 image
Coded UI Test builder window is displayed and now just drag the UI spy button (Crosshair) and drop it to Calculator window.
image

Now property list window is displayed. It has a list of properties and you can use any property as search properties.

image

Common Syntax to add a search property of an object.

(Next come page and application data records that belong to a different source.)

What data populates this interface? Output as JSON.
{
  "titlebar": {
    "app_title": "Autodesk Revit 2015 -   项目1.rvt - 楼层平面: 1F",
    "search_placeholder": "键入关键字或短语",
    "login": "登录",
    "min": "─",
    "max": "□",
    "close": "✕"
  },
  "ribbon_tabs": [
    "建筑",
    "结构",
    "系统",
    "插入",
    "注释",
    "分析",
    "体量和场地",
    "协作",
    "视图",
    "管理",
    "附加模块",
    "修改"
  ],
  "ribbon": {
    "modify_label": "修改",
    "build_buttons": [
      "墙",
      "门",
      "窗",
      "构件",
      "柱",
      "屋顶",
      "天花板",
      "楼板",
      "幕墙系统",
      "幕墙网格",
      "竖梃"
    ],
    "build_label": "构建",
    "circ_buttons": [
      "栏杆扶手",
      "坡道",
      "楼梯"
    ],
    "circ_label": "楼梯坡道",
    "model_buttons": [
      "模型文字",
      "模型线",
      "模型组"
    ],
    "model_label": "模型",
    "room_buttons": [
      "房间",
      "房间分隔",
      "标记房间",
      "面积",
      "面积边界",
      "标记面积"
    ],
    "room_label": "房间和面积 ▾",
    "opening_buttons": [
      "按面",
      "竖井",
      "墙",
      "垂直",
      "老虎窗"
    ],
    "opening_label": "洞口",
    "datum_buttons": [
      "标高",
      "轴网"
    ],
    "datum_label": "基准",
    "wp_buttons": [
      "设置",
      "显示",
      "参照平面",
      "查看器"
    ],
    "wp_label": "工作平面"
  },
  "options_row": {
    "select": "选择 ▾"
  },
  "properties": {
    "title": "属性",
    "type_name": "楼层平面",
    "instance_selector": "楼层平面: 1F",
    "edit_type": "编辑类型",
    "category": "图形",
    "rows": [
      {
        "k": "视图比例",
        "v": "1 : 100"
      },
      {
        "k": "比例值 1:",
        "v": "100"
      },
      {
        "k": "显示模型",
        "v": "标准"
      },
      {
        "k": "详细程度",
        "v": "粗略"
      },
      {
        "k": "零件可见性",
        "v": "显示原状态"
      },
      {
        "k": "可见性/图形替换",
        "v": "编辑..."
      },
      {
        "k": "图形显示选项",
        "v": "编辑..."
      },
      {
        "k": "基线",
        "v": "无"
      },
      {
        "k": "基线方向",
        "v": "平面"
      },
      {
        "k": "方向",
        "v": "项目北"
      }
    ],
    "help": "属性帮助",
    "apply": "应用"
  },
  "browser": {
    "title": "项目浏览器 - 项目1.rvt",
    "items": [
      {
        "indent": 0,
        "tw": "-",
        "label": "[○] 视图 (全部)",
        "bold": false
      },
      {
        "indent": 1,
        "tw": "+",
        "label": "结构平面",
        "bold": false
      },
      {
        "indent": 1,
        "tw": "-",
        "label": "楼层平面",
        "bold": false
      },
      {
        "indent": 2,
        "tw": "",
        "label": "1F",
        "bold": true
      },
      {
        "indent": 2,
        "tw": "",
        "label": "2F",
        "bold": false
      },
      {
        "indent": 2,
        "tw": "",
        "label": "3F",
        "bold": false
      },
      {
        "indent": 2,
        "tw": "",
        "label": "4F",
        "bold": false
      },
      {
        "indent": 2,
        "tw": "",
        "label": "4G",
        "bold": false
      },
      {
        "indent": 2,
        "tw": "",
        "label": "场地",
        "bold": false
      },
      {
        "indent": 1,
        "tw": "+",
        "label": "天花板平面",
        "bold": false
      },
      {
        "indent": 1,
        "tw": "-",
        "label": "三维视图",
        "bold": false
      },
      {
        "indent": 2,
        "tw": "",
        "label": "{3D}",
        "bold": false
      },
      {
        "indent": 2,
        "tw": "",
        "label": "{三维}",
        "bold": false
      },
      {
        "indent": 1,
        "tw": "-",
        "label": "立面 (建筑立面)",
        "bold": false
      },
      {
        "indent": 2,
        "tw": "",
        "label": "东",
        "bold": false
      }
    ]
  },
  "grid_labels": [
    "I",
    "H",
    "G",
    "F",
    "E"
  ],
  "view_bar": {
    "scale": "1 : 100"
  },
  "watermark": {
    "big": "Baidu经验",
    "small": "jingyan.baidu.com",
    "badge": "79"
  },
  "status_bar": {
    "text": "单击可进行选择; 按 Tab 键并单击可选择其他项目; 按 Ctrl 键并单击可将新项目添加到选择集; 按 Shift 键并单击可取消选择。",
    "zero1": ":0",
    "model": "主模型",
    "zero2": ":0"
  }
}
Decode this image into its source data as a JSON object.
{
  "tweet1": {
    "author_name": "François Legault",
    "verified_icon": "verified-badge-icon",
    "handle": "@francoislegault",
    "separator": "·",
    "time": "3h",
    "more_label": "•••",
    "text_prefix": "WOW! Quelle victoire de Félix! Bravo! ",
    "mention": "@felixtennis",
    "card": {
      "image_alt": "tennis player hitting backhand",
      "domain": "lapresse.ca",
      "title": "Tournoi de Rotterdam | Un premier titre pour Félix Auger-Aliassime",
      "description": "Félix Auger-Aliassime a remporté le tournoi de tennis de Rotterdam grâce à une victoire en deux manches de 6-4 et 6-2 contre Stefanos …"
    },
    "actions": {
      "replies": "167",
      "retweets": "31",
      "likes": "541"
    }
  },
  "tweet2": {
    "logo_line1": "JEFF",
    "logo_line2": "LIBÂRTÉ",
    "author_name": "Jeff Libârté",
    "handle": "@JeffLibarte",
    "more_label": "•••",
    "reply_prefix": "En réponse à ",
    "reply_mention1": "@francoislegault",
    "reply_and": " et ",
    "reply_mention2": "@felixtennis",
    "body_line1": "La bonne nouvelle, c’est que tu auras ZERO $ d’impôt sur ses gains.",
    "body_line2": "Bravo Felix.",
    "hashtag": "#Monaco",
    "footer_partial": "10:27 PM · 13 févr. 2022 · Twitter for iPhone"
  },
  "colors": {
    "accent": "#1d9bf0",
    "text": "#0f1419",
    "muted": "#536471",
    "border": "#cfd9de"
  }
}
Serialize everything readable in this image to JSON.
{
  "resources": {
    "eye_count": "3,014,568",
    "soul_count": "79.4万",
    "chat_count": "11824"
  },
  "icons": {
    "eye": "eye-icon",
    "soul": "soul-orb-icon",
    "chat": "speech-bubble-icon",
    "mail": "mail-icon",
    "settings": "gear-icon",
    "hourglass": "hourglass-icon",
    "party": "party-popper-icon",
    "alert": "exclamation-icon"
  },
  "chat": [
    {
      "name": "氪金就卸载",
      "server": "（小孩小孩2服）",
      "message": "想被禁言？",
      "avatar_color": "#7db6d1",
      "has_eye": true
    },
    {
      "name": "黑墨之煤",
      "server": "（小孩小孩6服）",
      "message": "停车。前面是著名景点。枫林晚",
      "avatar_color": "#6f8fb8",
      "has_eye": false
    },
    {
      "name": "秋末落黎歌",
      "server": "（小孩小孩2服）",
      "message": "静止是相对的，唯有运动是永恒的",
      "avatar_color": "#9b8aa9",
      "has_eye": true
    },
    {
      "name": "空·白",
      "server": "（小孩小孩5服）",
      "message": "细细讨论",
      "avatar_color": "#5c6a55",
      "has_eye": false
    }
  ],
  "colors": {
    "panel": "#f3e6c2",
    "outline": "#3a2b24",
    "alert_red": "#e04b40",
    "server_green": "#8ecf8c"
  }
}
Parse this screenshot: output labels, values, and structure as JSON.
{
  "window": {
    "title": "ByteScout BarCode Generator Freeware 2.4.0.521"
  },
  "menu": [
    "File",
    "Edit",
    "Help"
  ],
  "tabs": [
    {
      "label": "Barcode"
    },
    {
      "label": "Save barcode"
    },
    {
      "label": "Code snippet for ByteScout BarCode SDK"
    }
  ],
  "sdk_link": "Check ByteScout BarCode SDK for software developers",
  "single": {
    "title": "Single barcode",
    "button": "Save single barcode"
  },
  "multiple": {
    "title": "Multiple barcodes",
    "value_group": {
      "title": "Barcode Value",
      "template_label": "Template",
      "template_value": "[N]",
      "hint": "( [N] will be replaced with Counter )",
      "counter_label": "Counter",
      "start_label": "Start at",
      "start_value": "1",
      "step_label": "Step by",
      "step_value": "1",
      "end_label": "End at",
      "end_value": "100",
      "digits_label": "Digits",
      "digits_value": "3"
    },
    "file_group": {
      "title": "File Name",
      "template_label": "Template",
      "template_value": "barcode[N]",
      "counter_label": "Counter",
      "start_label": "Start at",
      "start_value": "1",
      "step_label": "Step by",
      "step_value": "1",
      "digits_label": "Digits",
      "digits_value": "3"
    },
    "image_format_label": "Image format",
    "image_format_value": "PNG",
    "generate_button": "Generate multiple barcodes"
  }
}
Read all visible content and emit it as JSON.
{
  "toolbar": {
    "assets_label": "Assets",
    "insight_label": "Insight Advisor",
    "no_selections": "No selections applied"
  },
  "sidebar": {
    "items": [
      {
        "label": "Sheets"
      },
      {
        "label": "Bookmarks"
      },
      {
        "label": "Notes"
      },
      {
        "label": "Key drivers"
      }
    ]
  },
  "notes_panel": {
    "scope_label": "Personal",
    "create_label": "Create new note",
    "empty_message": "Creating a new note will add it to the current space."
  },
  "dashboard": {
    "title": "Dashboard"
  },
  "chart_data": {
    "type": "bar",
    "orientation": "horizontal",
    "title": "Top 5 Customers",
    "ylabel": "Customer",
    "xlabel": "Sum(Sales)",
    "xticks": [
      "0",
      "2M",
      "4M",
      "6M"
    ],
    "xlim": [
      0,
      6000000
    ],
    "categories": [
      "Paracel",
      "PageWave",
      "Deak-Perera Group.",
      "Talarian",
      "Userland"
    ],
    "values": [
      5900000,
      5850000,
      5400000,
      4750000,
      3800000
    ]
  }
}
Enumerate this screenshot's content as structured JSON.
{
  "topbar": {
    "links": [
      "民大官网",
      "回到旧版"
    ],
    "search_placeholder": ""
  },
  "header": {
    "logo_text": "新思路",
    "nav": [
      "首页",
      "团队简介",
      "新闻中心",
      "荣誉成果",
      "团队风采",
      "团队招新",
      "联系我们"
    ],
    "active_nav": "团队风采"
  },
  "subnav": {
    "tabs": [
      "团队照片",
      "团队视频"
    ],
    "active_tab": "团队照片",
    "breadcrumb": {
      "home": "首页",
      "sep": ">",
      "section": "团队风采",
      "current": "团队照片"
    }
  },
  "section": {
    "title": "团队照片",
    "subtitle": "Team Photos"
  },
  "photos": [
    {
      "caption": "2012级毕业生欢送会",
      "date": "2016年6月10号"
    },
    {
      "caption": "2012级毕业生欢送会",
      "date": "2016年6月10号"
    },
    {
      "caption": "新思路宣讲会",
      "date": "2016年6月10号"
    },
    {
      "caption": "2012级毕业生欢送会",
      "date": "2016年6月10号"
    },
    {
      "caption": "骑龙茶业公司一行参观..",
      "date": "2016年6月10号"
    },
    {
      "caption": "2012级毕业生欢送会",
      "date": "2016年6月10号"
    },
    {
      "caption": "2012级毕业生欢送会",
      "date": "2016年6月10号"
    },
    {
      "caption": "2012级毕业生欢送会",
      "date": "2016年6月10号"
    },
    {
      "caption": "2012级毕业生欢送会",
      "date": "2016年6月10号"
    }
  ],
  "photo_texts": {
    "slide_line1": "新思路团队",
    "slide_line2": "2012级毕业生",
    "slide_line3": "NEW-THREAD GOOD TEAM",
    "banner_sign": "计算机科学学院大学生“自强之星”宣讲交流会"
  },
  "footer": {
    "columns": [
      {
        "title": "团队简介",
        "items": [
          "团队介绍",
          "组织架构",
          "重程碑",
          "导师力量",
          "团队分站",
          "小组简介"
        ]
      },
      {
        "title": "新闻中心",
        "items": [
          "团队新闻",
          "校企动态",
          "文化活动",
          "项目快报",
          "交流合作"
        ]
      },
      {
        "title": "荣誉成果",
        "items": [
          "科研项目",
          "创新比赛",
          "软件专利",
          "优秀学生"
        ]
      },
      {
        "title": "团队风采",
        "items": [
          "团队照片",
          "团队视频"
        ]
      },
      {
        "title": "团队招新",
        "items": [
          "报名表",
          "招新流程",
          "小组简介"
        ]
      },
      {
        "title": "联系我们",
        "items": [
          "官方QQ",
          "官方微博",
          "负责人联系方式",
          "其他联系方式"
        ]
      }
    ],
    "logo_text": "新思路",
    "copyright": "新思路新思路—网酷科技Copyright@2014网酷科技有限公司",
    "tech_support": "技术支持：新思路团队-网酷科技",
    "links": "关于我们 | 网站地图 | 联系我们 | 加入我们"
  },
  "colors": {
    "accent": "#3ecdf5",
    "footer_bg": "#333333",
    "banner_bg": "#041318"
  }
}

 UIObject.SearchProperties.Add(UIClass.PropertyNames.propertyName, porpertyValue);
Here,
UIObject : It is UI object that needs to be operated to automate the application. It is declared under respective UI class.
UIClass : It is the class of UI object. Coded UI test has a set of classes to handle all basic windows UI.
propertyName : It is the list of available property list of that UI object.
porpertyValue : It is the available property value. 
Note that we add the window title name of that UI object by the following statement.
mainWindow.WindowTitles.Add("Calculator");
Here we add title name with so that system can search the object of that window that has given title name.
  • Now we need to click on 7 (seven) button.
//Click on 7 (seven) button. 
WinButton btnSeven = new WinButton(mainWindow);
btnSeven.SearchProperties.Add(WinButton.PropertyNames.Name, "7");
btnSeven.WindowTitles.Add("Calculator");
Mouse.Click(btnSeven);
Note that we have declared a variable called “btnSeven” for clicking seven button. For basic windows application, all buttons are generally under WinButton class. Also we add a search property “Name” as “7” so that system can search it.
We use mainWindow object as an argument so that system search this btnSeven object under Calculator window. In this we define the range of search area and helps search algorithm to take minimum time to search. 
Also we add the window title here. 
For click on 7 (seven) button we add Click() method under Mouse class.
  • Click (+) plus button
//Click (+) plus button. 
WinButton btnPlus = new WinButton(mainWindow);
btnPlus.SearchProperties.Add(WinButton.PropertyNames.Name, "Add");
btnPlus.WindowTitles.Add("Calculator");
Mouse.Click(btnPlus);
  • Click 3 (three) button
//Click 3 (three) button.
WinButton btnThree = new WinButton(mainWindow);
btnThree.SearchProperties.Add(WinButton.PropertyNames.Name, "3");
btnThree.WindowTitles.Add("Calculator");
Mouse.Click(btnThree);
  • Click (=) equals button
//Click (=) equals button. 
WinButton btnEquals = new WinButton(mainWindow);
btnEquals.SearchProperties.Add(WinButton.PropertyNames.Name, "Equals");
btnEquals.WindowTitles.Add("Calculator");
Mouse.Click(btnEquals);
  • Verify the result.
//Verify the result. 
WinText txtResult = new WinText(mainWindow);
txtResult.SearchProperties.Add(WinText.PropertyNames.Name, "Result");
txtResult.WindowTitles.Add("Calculator");
Assert.AreEqual("10", txtResult.DisplayText);
Note that we add  AreEqual() under Assert class which is a built in class under Visual Studio Test Framework used for verifying the result. It has two argument as “Expected” and “Actual” result.
  • Now VerifyAddTwoNumber() method looks like the following:
image
Step Four: Playback the test
  • Go to Build menu and click on Build Solution option.
image
  • Go to Test menu and click on Windows>Test Explorer.
image
  • In the Test Explorer, Test Name “VerifyAddTwoNumber” is displayed.
image
  • Right click on the Test Name and click on “Run Selected Test”.
image
  • Test will run and Test result is displayed at the Test Explorer.
image
image
Here we see how we can write the test steps by using C# code and run it. We use the full infrastructure of Coded UI test but we write the code that is in our control and we can use it for different purposes.

That’s all for now….
Happy Coded UI testing!!!